● **WORK REQUIRED**: How many lines in the data below have the string "title"? Reply with the number alone.

(Records contained in a dataset)
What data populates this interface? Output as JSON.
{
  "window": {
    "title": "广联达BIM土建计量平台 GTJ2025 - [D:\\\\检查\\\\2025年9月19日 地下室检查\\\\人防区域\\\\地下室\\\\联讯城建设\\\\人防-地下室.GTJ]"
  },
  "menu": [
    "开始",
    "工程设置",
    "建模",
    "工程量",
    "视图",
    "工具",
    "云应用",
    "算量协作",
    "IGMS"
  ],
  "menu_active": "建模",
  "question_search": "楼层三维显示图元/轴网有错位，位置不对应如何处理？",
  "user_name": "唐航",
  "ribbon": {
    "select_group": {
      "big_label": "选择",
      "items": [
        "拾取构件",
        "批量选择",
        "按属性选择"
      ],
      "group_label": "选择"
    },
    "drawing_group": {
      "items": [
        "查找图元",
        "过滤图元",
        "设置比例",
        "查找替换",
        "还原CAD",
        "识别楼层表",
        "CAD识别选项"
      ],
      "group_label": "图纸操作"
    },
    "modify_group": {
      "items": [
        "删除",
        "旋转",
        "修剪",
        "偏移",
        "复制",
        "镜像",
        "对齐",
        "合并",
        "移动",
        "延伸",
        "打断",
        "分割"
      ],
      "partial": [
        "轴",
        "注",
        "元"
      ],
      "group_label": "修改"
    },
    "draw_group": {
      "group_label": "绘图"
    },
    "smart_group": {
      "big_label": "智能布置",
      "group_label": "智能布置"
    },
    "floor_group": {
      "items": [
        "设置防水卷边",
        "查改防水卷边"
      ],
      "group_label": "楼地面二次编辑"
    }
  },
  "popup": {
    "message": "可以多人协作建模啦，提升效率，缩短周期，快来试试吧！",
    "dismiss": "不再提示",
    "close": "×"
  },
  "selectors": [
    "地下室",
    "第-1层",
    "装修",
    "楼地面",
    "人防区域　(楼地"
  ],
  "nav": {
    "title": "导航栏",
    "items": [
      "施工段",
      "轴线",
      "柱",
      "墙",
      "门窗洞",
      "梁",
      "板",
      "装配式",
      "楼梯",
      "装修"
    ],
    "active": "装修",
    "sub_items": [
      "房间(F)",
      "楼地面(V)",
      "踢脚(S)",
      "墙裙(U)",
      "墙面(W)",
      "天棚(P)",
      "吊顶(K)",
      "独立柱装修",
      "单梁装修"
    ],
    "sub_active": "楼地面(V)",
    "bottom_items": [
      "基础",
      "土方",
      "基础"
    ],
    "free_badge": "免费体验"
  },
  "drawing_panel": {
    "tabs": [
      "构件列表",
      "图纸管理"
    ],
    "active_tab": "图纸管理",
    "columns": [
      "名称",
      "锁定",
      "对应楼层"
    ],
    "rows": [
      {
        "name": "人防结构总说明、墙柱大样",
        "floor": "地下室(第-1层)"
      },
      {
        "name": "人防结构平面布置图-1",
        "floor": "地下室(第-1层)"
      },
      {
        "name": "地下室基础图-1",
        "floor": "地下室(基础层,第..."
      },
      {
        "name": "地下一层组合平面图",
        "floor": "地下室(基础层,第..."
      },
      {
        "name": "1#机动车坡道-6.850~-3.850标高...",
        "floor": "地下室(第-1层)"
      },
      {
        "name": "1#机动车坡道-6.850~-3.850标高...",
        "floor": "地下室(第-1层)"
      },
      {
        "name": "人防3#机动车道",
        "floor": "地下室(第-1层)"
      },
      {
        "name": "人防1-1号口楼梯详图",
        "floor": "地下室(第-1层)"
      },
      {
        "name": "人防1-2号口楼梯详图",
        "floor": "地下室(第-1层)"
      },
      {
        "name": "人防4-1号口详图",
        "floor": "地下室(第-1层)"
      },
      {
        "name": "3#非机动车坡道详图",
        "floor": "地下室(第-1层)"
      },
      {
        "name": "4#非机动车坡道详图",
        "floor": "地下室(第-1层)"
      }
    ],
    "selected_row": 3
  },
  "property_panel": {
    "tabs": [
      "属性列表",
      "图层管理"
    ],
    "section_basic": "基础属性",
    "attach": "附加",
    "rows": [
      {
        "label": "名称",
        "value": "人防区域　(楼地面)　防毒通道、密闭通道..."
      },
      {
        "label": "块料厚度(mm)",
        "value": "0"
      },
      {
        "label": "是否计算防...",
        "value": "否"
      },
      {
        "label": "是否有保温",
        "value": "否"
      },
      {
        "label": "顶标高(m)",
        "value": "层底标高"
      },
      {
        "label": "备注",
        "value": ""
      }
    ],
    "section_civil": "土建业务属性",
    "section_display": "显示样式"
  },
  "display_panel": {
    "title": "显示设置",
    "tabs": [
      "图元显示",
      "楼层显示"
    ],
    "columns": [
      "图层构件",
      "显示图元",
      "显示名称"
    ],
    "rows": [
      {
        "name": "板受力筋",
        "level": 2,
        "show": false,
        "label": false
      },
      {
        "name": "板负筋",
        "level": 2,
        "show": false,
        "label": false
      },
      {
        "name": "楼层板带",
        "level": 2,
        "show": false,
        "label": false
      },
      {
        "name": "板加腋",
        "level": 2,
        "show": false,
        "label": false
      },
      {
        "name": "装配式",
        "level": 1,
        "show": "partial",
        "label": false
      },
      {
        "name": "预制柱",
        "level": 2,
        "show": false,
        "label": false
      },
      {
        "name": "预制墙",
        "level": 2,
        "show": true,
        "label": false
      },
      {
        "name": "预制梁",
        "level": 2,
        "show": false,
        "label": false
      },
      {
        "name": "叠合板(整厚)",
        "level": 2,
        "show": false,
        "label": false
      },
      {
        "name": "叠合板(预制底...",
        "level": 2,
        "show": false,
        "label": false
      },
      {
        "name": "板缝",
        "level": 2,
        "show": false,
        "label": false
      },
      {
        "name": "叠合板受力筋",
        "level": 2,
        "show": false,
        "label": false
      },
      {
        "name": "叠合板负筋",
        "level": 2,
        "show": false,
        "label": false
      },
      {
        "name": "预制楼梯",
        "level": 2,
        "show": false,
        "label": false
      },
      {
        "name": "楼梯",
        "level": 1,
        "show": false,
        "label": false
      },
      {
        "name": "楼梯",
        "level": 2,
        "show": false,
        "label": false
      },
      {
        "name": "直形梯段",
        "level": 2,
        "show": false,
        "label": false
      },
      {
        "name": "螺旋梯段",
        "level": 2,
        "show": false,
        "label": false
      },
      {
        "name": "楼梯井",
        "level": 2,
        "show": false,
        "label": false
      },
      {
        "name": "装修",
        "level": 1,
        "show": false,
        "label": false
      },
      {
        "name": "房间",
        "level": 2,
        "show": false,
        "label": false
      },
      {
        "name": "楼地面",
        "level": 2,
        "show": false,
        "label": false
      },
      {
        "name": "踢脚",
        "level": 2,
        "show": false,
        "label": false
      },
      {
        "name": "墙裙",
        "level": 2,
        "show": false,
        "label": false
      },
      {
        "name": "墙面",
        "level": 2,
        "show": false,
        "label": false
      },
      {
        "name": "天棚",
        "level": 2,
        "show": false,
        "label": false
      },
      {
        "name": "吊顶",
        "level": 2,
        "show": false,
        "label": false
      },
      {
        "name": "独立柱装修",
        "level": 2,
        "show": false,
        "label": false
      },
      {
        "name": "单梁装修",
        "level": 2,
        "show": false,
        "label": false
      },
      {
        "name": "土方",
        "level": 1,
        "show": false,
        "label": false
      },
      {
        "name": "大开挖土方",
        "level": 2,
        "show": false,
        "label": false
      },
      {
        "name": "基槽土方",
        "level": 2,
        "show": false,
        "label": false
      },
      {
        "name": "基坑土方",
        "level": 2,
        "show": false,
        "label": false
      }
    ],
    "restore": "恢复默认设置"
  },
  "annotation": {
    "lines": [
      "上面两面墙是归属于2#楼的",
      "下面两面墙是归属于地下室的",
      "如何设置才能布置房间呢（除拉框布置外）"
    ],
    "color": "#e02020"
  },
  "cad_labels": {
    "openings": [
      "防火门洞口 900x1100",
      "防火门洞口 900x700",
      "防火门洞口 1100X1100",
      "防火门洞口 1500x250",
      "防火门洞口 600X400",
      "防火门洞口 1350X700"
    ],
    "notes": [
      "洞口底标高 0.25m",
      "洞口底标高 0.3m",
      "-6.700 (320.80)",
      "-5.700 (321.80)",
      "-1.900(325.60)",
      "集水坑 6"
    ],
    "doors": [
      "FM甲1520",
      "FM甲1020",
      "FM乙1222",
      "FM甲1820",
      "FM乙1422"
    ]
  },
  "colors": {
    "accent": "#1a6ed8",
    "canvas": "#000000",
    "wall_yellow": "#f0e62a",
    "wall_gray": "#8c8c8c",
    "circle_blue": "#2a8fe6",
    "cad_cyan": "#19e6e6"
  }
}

● **WRITTEN SOLUTION**: 3